She wanted to go home so as to keep in contact with the scenes and people which have been the material for much of her work; and because, since she left, Southern Rhodesia has become part of a much larger entity, the Federation of Central Africa. Political controversy about this part of the world is strenuous; it is very much in the melting pot; and anyone at all interested in African politics knows that the next two or three years will decided whether British Central Africa will go the way of Kenya, or the Union of South Africa, into racial conflict, or forge itself into something new in Africa - a genuinely harmonious multi-racial society.
Brought up in a country where everyone talks politics all the time, Doris Lessing is naturally politically-minded, with strong views about the colour bar and 'white supremacy'. Going home, she turned herself into a journalist, partly because a journalist has greater opportunities than ordinary tourists for seeing what goes on; and partly because she had never been a journalist, and wanted to see what it was like.
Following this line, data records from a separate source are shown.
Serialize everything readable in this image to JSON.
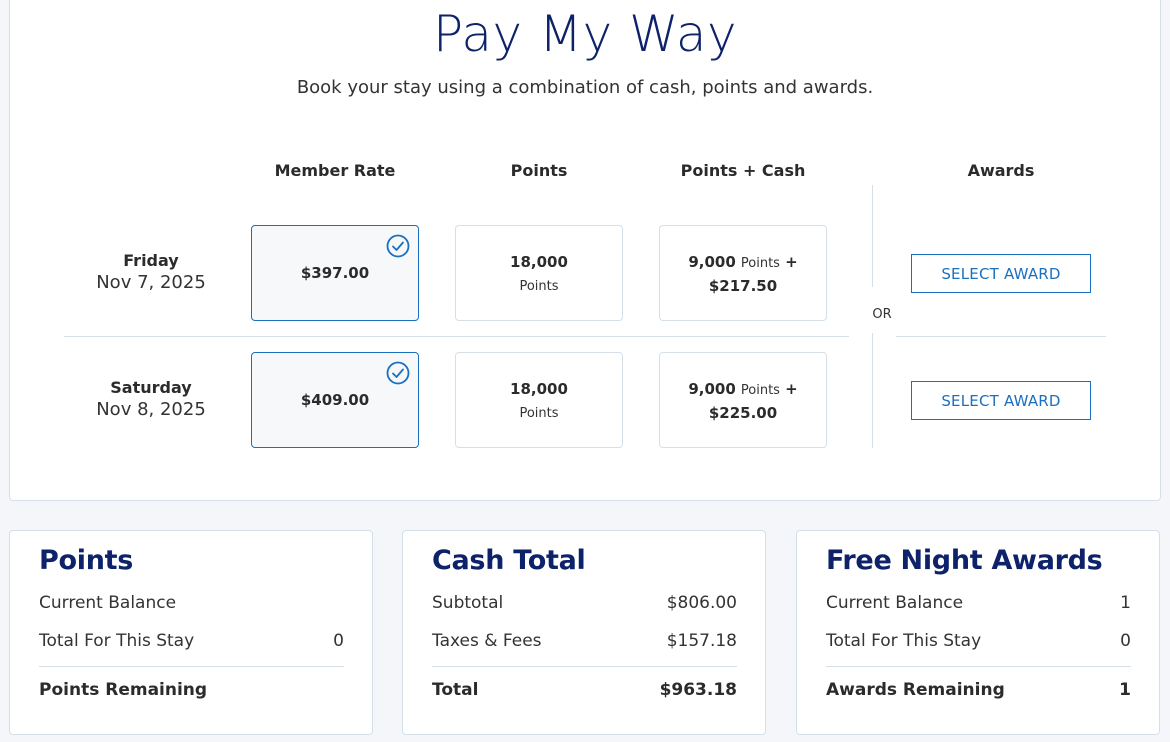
{
  "header": {
    "title": "Pay My Way",
    "subtitle": "Book your stay using a combination of cash, points and awards."
  },
  "columns": {
    "member_rate": "Member Rate",
    "points": "Points",
    "points_cash": "Points + Cash",
    "awards": "Awards"
  },
  "nights": [
    {
      "day": "Friday",
      "date": "Nov 7, 2025",
      "member_rate": "$397.00",
      "member_rate_selected": true,
      "points_value": "18,000",
      "points_unit": "Points",
      "pc_points": "9,000",
      "pc_points_unit": "Points",
      "pc_plus": "+",
      "pc_cash": "$217.50",
      "award_button": "SELECT AWARD"
    },
    {
      "day": "Saturday",
      "date": "Nov 8, 2025",
      "member_rate": "$409.00",
      "member_rate_selected": true,
      "points_value": "18,000",
      "points_unit": "Points",
      "pc_points": "9,000",
      "pc_points_unit": "Points",
      "pc_plus": "+",
      "pc_cash": "$225.00",
      "award_button": "SELECT AWARD"
    }
  ],
  "or_label": "OR",
  "icons": {
    "selected": "check-circle-icon"
  },
  "colors": {
    "brand_navy": "#0d2269",
    "accent_blue": "#1a6fbe",
    "border": "#d5dfe8",
    "page_bg": "#f4f6f9"
  },
  "summary": {
    "points": {
      "title": "Points",
      "rows": [
        {
          "label": "Current Balance",
          "value": ""
        },
        {
          "label": "Total For This Stay",
          "value": "0"
        }
      ],
      "total": {
        "label": "Points Remaining",
        "value": ""
      }
    },
    "cash": {
      "title": "Cash Total",
      "rows": [
        {
          "label": "Subtotal",
          "value": "$806.00"
        },
        {
          "label": "Taxes & Fees",
          "value": "$157.18"
        }
      ],
      "total": {
        "label": "Total",
        "value": "$963.18"
      }
    },
    "awards": {
      "title": "Free Night Awards",
      "rows": [
        {
          "label": "Current Balance",
          "value": "1"
        },
        {
          "label": "Total For This Stay",
          "value": "0"
        }
      ],
      "total": {
        "label": "Awards Remaining",
        "value": "1"
      }
    }
  }
}
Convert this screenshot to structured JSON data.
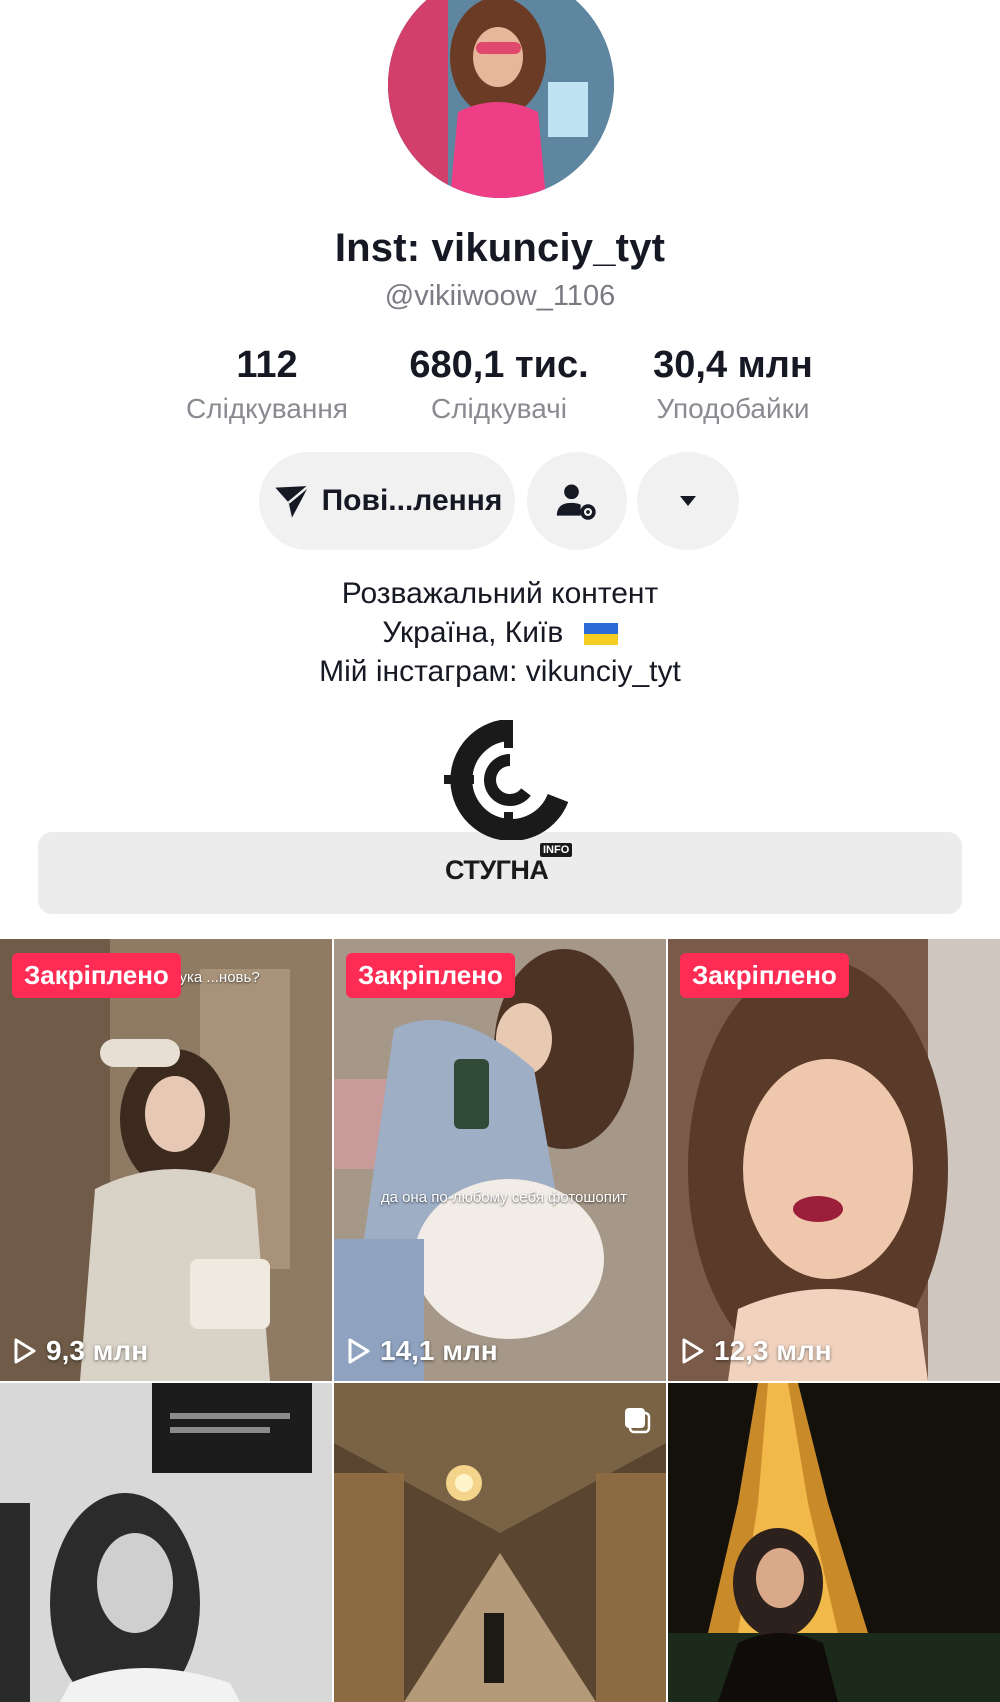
{
  "profile": {
    "display_name": "Inst: vikunciy_tyt",
    "username": "@vikiiwoow_1106"
  },
  "stats": [
    {
      "value": "112",
      "label": "Слідкування"
    },
    {
      "value": "680,1 тис.",
      "label": "Слідкувачі"
    },
    {
      "value": "30,4 млн",
      "label": "Уподобайки"
    }
  ],
  "actions": {
    "message_label": "Пові...лення",
    "message_icon": "send-icon",
    "add_friend_icon": "user-gear-icon",
    "more_icon": "caret-down-icon"
  },
  "bio": {
    "line1": "Розважальний контент",
    "line2": "Україна, Київ",
    "line2_flag": "ukraine-flag-icon",
    "line3": "Мій інстаграм: vikunciy_tyt"
  },
  "watermark": {
    "text": "СТУГНА",
    "sup": "INFO"
  },
  "videos": [
    {
      "pinned_label": "Закріплено",
      "views": "9,3 млн",
      "caption": "...кука ...новь?"
    },
    {
      "pinned_label": "Закріплено",
      "views": "14,1 млн",
      "caption": "да она по-любому себя фотошопит"
    },
    {
      "pinned_label": "Закріплено",
      "views": "12,3 млн",
      "caption": ""
    },
    {
      "pinned_label": "",
      "views": "",
      "caption": ""
    },
    {
      "pinned_label": "",
      "views": "",
      "caption": ""
    },
    {
      "pinned_label": "",
      "views": "",
      "caption": ""
    }
  ],
  "colors": {
    "accent": "#fe2c55",
    "muted_text": "#8a8b91",
    "button_bg": "#f1f1f2"
  }
}
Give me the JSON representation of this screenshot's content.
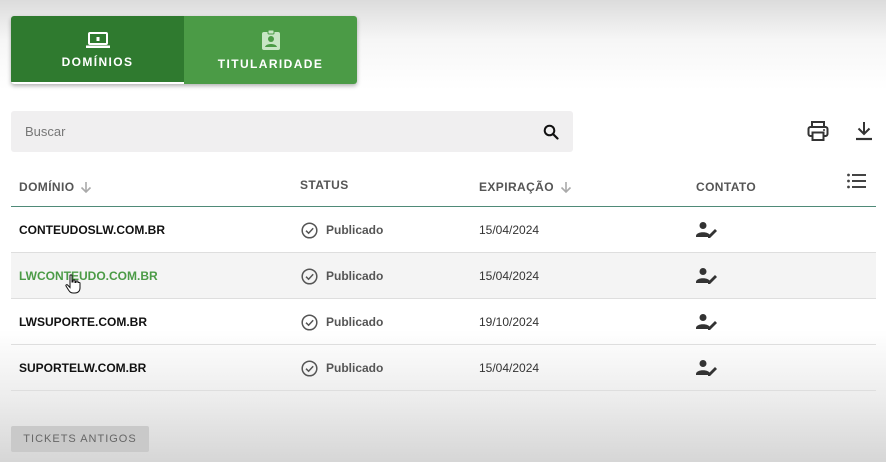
{
  "tabs": [
    {
      "label": "DOMÍNIOS",
      "icon": "laptop-icon",
      "active": true
    },
    {
      "label": "TITULARIDADE",
      "icon": "contact-badge-icon",
      "active": false
    }
  ],
  "search": {
    "placeholder": "Buscar",
    "value": ""
  },
  "toolbar": {
    "print_icon": "print-icon",
    "download_icon": "download-icon"
  },
  "table": {
    "columns": [
      {
        "label": "DOMÍNIO",
        "sortable": true
      },
      {
        "label": "STATUS",
        "sortable": false
      },
      {
        "label": "EXPIRAÇÃO",
        "sortable": true
      },
      {
        "label": "CONTATO",
        "sortable": false
      }
    ],
    "rows": [
      {
        "domain": "CONTEUDOSLW.COM.BR",
        "status": "Publicado",
        "expiration": "15/04/2024"
      },
      {
        "domain": "LWCONTEUDO.COM.BR",
        "status": "Publicado",
        "expiration": "15/04/2024"
      },
      {
        "domain": "LWSUPORTE.COM.BR",
        "status": "Publicado",
        "expiration": "19/10/2024"
      },
      {
        "domain": "SUPORTELW.COM.BR",
        "status": "Publicado",
        "expiration": "15/04/2024"
      }
    ]
  },
  "footer": {
    "old_tickets_label": "TICKETS ANTIGOS"
  },
  "colors": {
    "primary_green": "#2f7a2f",
    "secondary_green": "#4b9b46",
    "link_green": "#4b9b46",
    "divider": "#4f8a78"
  }
}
Going Home is a journal without dates; a journal describing a seven-week's trip round one of the storm-centres of Africa. It was not, to say the least, a peaceful journey, since the author was escorted to the plane by Mr. Strydom's political police in South Africa, a country she was not permitted to enter; and closely attended by the C.I.D. of the Federation wherever she went.
This book is not, however, pure reportage, nor even a travel book. Although a clear picture of Central African politics and public figures emerges from it, Going Home is more of a personal document than the usual journalist's report, for woven into it are reminiscences, anecdotes and incidents, both grim and funny.